-- Provided records follows --

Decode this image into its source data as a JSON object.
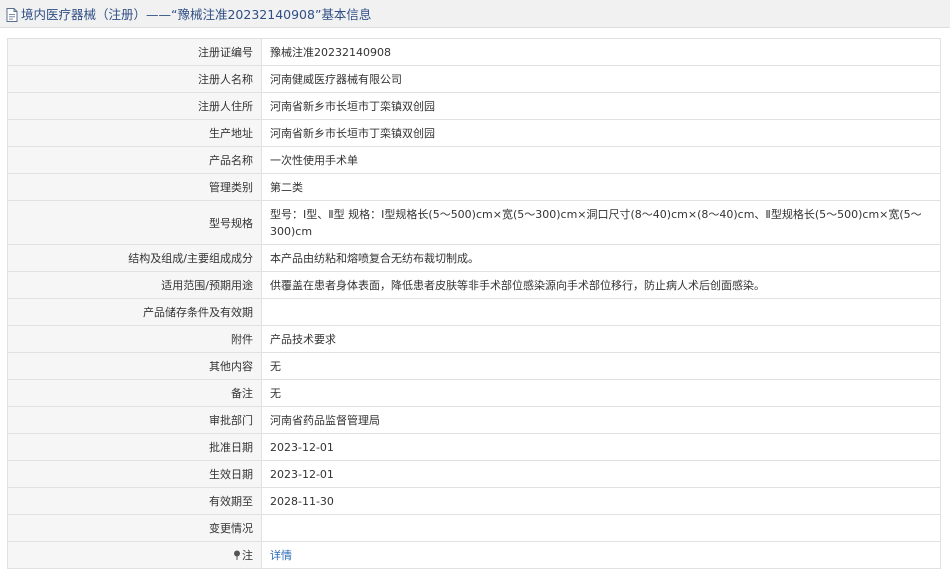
{
  "title": "境内医疗器械（注册）——“豫械注准20232140908”基本信息",
  "icons": {
    "title": "document-icon",
    "note": "pin-icon"
  },
  "rows": [
    {
      "label": "注册证编号",
      "value": "豫械注准20232140908"
    },
    {
      "label": "注册人名称",
      "value": "河南健威医疗器械有限公司"
    },
    {
      "label": "注册人住所",
      "value": "河南省新乡市长垣市丁栾镇双创园"
    },
    {
      "label": "生产地址",
      "value": "河南省新乡市长垣市丁栾镇双创园"
    },
    {
      "label": "产品名称",
      "value": "一次性使用手术单"
    },
    {
      "label": "管理类别",
      "value": "第二类"
    },
    {
      "label": "型号规格",
      "value": "型号：Ⅰ型、Ⅱ型 规格：Ⅰ型规格长(5～500)cm×宽(5～300)cm×洞口尺寸(8～40)cm×(8～40)cm、Ⅱ型规格长(5～500)cm×宽(5～300)cm"
    },
    {
      "label": "结构及组成/主要组成成分",
      "value": "本产品由纺粘和熔喷复合无纺布裁切制成。"
    },
    {
      "label": "适用范围/预期用途",
      "value": "供覆盖在患者身体表面，降低患者皮肤等非手术部位感染源向手术部位移行，防止病人术后创面感染。"
    },
    {
      "label": "产品储存条件及有效期",
      "value": ""
    },
    {
      "label": "附件",
      "value": "产品技术要求"
    },
    {
      "label": "其他内容",
      "value": "无"
    },
    {
      "label": "备注",
      "value": "无"
    },
    {
      "label": "审批部门",
      "value": "河南省药品监督管理局"
    },
    {
      "label": "批准日期",
      "value": "2023-12-01"
    },
    {
      "label": "生效日期",
      "value": "2023-12-01"
    },
    {
      "label": "有效期至",
      "value": "2028-11-30"
    },
    {
      "label": "变更情况",
      "value": ""
    },
    {
      "label": "注",
      "value": "详情"
    }
  ]
}
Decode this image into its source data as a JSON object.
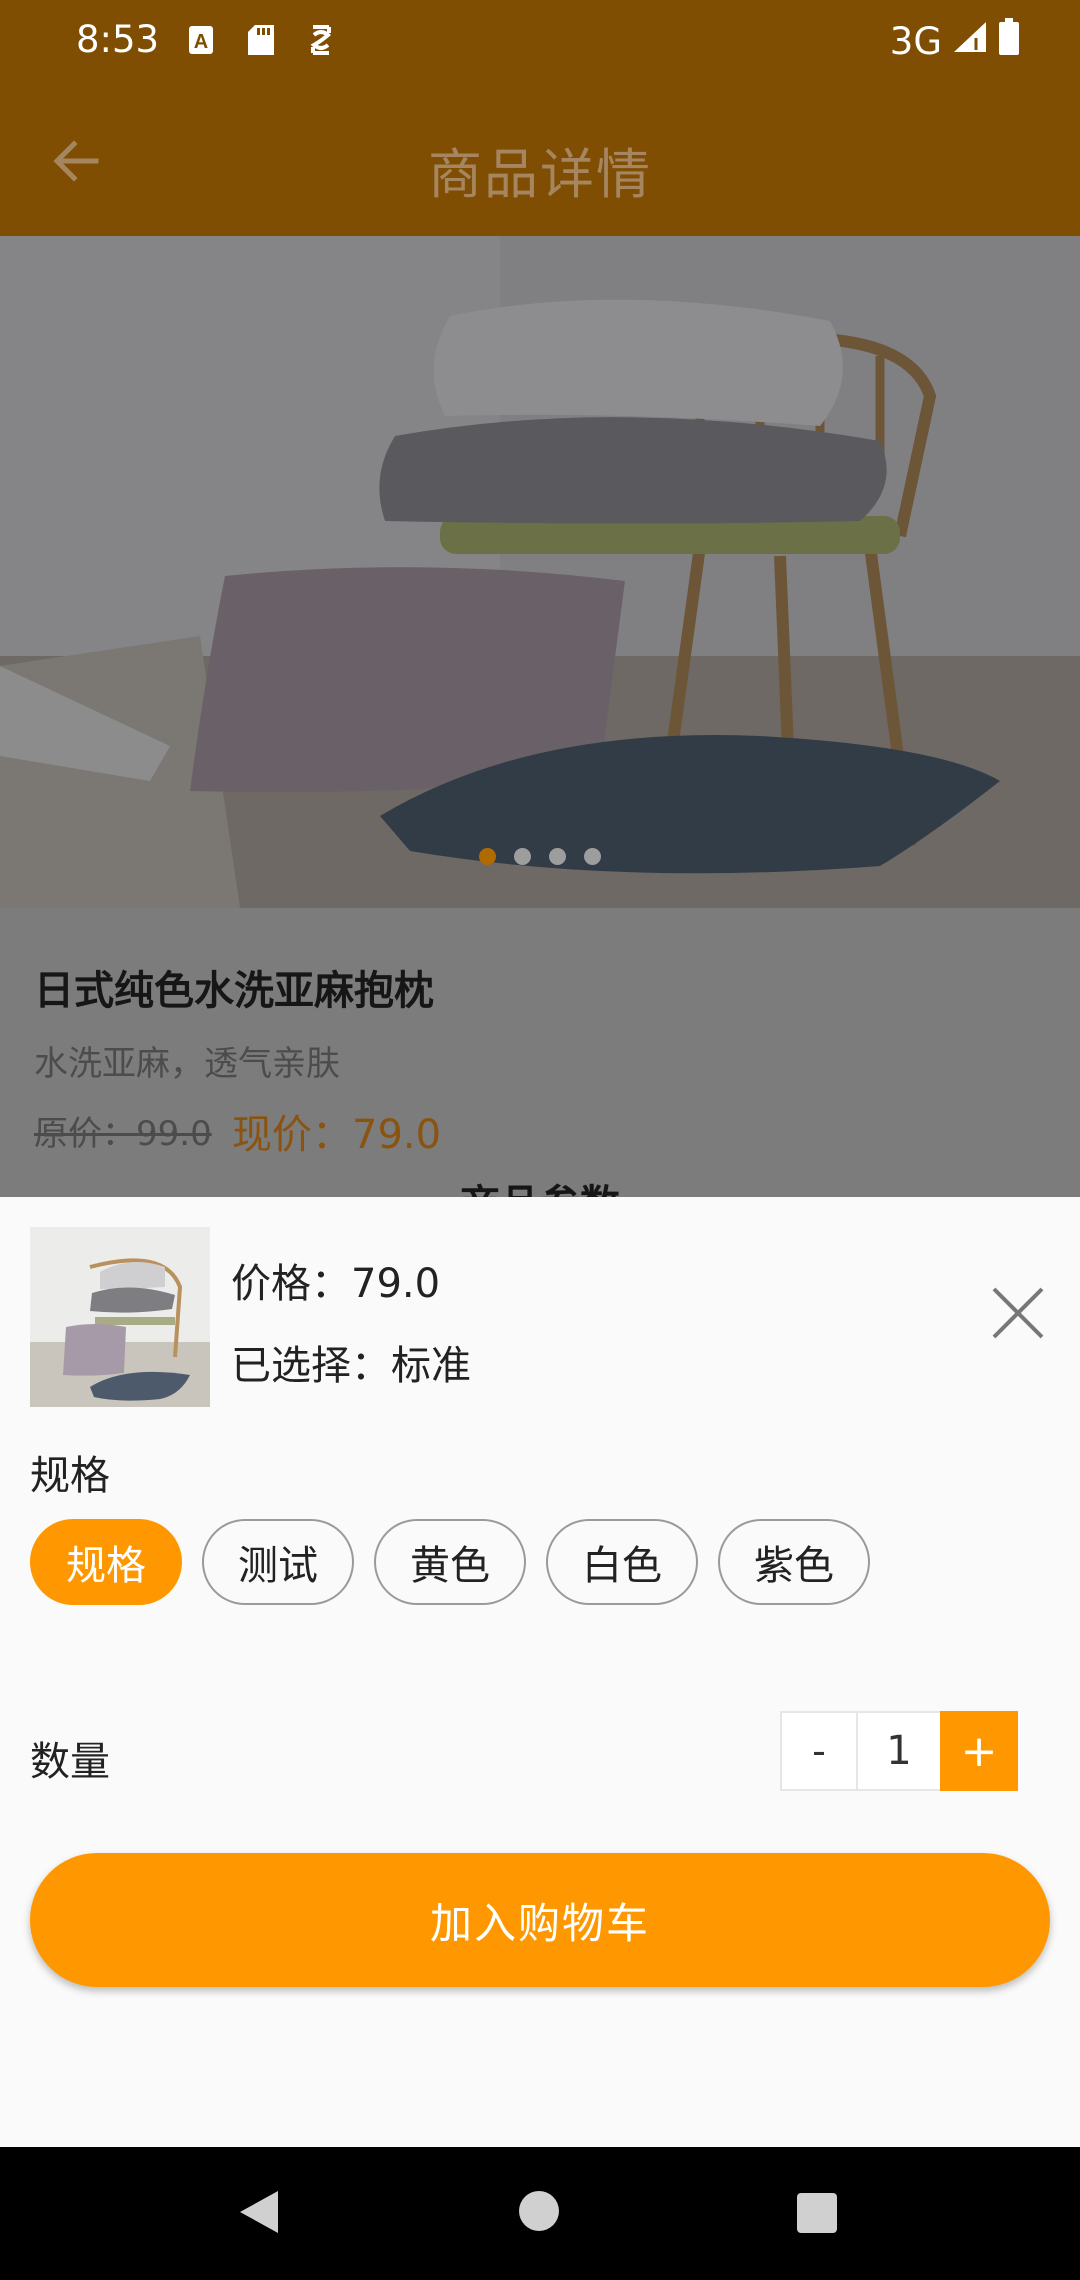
{
  "status_bar": {
    "time": "8:53",
    "network": "3G",
    "icons": [
      "a-notification-icon",
      "sd-card-icon",
      "sync-app-icon",
      "signal-icon",
      "battery-icon"
    ]
  },
  "toolbar": {
    "title": "商品详情",
    "back_icon": "arrow-left-icon"
  },
  "carousel": {
    "page_count": 4,
    "active_index": 0
  },
  "product": {
    "title": "日式纯色水洗亚麻抱枕",
    "subtitle": "水洗亚麻，透气亲肤",
    "original_price": "原价：99.0",
    "current_price": "现价：79.0",
    "params_heading": "商品参数"
  },
  "sheet": {
    "price_text": "价格：79.0",
    "selected_text": "已选择：标准",
    "spec_label": "规格",
    "spec_options": [
      "规格",
      "测试",
      "黄色",
      "白色",
      "紫色"
    ],
    "active_spec_index": 0,
    "quantity_label": "数量",
    "minus_label": "-",
    "quantity_value": "1",
    "plus_label": "+",
    "add_to_cart_label": "加入购物车"
  },
  "colors": {
    "accent": "#ff9800",
    "toolbar_dimmed": "#7f4e02"
  }
}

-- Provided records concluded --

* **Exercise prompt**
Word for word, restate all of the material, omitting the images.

* **Expected answer**
Decode this image into its source data as a JSON object.
{
  "title": "境内医疗器械（注册）——“豫械注准20232140908”基本信息",
  "icons": {
    "title": "document-icon",
    "note": "pin-icon"
  },
  "rows": [
    {
      "label": "注册证编号",
      "value": "豫械注准20232140908"
    },
    {
      "label": "注册人名称",
      "value": "河南健威医疗器械有限公司"
    },
    {
      "label": "注册人住所",
      "value": "河南省新乡市长垣市丁栾镇双创园"
    },
    {
      "label": "生产地址",
      "value": "河南省新乡市长垣市丁栾镇双创园"
    },
    {
      "label": "产品名称",
      "value": "一次性使用手术单"
    },
    {
      "label": "管理类别",
      "value": "第二类"
    },
    {
      "label": "型号规格",
      "value": "型号：Ⅰ型、Ⅱ型 规格：Ⅰ型规格长(5～500)cm×宽(5～300)cm×洞口尺寸(8～40)cm×(8～40)cm、Ⅱ型规格长(5～500)cm×宽(5～300)cm"
    },
    {
      "label": "结构及组成/主要组成成分",
      "value": "本产品由纺粘和熔喷复合无纺布裁切制成。"
    },
    {
      "label": "适用范围/预期用途",
      "value": "供覆盖在患者身体表面，降低患者皮肤等非手术部位感染源向手术部位移行，防止病人术后创面感染。"
    },
    {
      "label": "产品储存条件及有效期",
      "value": ""
    },
    {
      "label": "附件",
      "value": "产品技术要求"
    },
    {
      "label": "其他内容",
      "value": "无"
    },
    {
      "label": "备注",
      "value": "无"
    },
    {
      "label": "审批部门",
      "value": "河南省药品监督管理局"
    },
    {
      "label": "批准日期",
      "value": "2023-12-01"
    },
    {
      "label": "生效日期",
      "value": "2023-12-01"
    },
    {
      "label": "有效期至",
      "value": "2028-11-30"
    },
    {
      "label": "变更情况",
      "value": ""
    },
    {
      "label": "注",
      "value": "详情"
    }
  ]
}
Decode this image into its source data as a JSON object.
{
  "status_bar": {
    "time": "8:53",
    "network": "3G",
    "icons": [
      "a-notification-icon",
      "sd-card-icon",
      "sync-app-icon",
      "signal-icon",
      "battery-icon"
    ]
  },
  "toolbar": {
    "title": "商品详情",
    "back_icon": "arrow-left-icon"
  },
  "carousel": {
    "page_count": 4,
    "active_index": 0
  },
  "product": {
    "title": "日式纯色水洗亚麻抱枕",
    "subtitle": "水洗亚麻，透气亲肤",
    "original_price": "原价：99.0",
    "current_price": "现价：79.0",
    "params_heading": "商品参数"
  },
  "sheet": {
    "price_text": "价格：79.0",
    "selected_text": "已选择：标准",
    "spec_label": "规格",
    "spec_options": [
      "规格",
      "测试",
      "黄色",
      "白色",
      "紫色"
    ],
    "active_spec_index": 0,
    "quantity_label": "数量",
    "minus_label": "-",
    "quantity_value": "1",
    "plus_label": "+",
    "add_to_cart_label": "加入购物车"
  },
  "colors": {
    "accent": "#ff9800",
    "toolbar_dimmed": "#7f4e02"
  }
}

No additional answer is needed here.